We also know the so-called New Sharpton, the more statesmanlike, skinnier model. Redemption took more than faith. It took Giuliani. In the face of bellicose Rudy (“a worthy adversary,” Al says), Sharpton emerged as legitimate, necessary, even strangely heroic. Someone had to show some leadership after Abner Louima, Amadou Diallo, and Patrick Dorismond, and there was Al, his hacked-off bouffant flecked with gray, solemnly leading thousands (100 rabbis and Susan Sarandon included) in protest. Not a single stone was thrown. This was the post–Damascus Road Rev, the Al who would spend 90 days in a Sunset Park jail after his arrest in the Vieques-bombing protests, deprived of his cell phone, deep in meditation on Gandhi, Mandela (26 years for him, also no cell phone), MLK, all the avatars of resistance and nonviolence.

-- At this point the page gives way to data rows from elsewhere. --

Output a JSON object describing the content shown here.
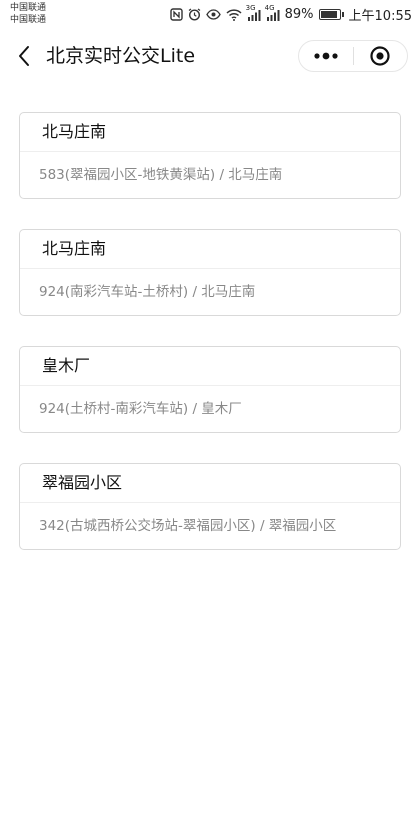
{
  "status_bar": {
    "carrier_1": "中国联通",
    "carrier_2": "中国联通",
    "network_1": "3G",
    "network_2": "4G",
    "battery_percent": "89%",
    "battery_level": 0.89,
    "time": "上午10:55"
  },
  "nav": {
    "title": "北京实时公交Lite"
  },
  "stops": [
    {
      "name": "北马庄南",
      "route": "583(翠福园小区-地铁黄渠站) / 北马庄南"
    },
    {
      "name": "北马庄南",
      "route": "924(南彩汽车站-土桥村) / 北马庄南"
    },
    {
      "name": "皇木厂",
      "route": "924(土桥村-南彩汽车站) / 皇木厂"
    },
    {
      "name": "翠福园小区",
      "route": "342(古城西桥公交场站-翠福园小区) / 翠福园小区"
    }
  ],
  "colors": {
    "card_border": "#d9d9d9",
    "subtitle_text": "#888888"
  },
  "icons": {
    "back": "chevron-left-icon",
    "more": "more-dots-icon",
    "close": "target-circle-icon"
  }
}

We know Al like we know Bensonhurst and Howard Beach, like we know Bernard Goetz, Michael Griffith, Joey Fama, Yusef Hawkins, Yankel Rosenbaum, and Justin Volpe—to name only a few on the long, grim roster of racial strife in this town. Always, Sharpton was there, the often polarizing, sometimes conciliatory point man.
We know that despite his surprising totals in various primaries for senator and mayor, Sharpton has not been elected to anything, not even City Council.
Still, there’s Al, a.k.a. Al Charlatan, bigmouth, rabble-rouser, on Face the Nation, like any other supposedly serious national candidate, reasonably calling for a “multinational agreement” on both Iraq and Liberia. There he is, deploying his Tilden High/pulpit-pounding debating skillz, talking rings around his thick-tongued opponents—more confident than the Lurch-like Kerry, more passionate than the sleepy Lieberman, more generously spirited than the school-marmish Dean, and not as wild-eyed as the vegan, Marianne Williamson–advised Kucinich, about whom the Rev sometimes worries, wondering if the former Cleveland mayor is “out on a weekend pass.”
Yes, it is strange, knowing everything we know about Sharpton, to watch him being smarter and funnier than the rest, and feel, well, proud of him. To know that, hate him or not, he’s our native son, the real New Yorker in the race. Our candidate, our Al.